* [REQUIRED ACTION]
Copy each line of the material beneath that holds the word "timestamp".

* [EXTRACTED MATERIAL]
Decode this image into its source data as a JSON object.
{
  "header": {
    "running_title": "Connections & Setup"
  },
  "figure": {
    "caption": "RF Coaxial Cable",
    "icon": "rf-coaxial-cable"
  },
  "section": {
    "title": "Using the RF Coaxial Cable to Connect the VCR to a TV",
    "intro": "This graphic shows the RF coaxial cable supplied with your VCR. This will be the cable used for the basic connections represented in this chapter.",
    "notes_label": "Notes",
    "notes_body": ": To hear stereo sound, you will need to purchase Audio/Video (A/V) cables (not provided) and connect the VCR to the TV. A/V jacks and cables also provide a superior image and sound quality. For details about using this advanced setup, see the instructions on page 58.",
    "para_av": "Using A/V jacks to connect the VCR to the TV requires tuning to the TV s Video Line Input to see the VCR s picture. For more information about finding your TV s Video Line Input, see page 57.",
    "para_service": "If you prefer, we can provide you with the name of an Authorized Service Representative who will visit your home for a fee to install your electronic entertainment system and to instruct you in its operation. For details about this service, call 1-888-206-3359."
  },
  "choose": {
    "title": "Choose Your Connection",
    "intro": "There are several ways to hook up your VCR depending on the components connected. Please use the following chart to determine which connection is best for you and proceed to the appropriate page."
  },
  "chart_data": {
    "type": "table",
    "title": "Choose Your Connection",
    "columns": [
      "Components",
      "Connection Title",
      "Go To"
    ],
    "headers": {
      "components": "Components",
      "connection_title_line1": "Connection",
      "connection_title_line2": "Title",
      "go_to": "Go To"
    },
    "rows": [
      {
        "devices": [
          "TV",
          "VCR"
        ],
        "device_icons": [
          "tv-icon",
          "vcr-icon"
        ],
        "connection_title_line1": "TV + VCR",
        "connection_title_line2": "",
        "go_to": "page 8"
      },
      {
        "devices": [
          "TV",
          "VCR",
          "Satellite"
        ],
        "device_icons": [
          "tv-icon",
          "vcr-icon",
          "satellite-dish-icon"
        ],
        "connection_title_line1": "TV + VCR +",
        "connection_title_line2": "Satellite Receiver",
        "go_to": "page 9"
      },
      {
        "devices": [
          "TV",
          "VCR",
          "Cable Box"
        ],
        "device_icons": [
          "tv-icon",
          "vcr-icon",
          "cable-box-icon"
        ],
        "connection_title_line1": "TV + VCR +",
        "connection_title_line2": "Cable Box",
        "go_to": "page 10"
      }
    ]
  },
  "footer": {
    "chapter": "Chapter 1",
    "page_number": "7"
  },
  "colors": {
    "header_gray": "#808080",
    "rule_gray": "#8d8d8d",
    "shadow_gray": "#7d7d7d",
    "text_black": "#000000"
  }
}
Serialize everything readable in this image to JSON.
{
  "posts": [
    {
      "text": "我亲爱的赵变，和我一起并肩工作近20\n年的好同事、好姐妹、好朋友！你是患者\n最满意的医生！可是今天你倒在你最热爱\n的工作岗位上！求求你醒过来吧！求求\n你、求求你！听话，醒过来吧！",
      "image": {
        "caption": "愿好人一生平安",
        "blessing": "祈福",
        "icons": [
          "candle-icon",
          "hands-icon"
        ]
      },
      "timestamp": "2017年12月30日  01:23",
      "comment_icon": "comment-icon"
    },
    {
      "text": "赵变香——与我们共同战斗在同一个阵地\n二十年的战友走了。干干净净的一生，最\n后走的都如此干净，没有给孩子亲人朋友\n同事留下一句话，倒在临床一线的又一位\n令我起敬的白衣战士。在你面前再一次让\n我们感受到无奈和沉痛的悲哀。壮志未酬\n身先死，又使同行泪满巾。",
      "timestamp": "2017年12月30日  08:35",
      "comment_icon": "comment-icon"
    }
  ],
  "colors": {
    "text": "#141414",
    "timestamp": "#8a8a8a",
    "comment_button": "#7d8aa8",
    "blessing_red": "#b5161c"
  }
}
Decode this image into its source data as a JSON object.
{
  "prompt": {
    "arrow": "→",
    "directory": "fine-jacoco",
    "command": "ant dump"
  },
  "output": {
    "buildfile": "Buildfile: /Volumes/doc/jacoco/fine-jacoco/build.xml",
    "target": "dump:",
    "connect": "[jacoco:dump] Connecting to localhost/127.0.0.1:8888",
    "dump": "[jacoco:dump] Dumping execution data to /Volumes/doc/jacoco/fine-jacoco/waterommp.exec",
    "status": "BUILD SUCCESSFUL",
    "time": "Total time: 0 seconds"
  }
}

* [ANSWER]
      "timestamp": "2017年12月30日  01:23",
      "timestamp": "2017年12月30日  08:35",
    "timestamp": "#8a8a8a",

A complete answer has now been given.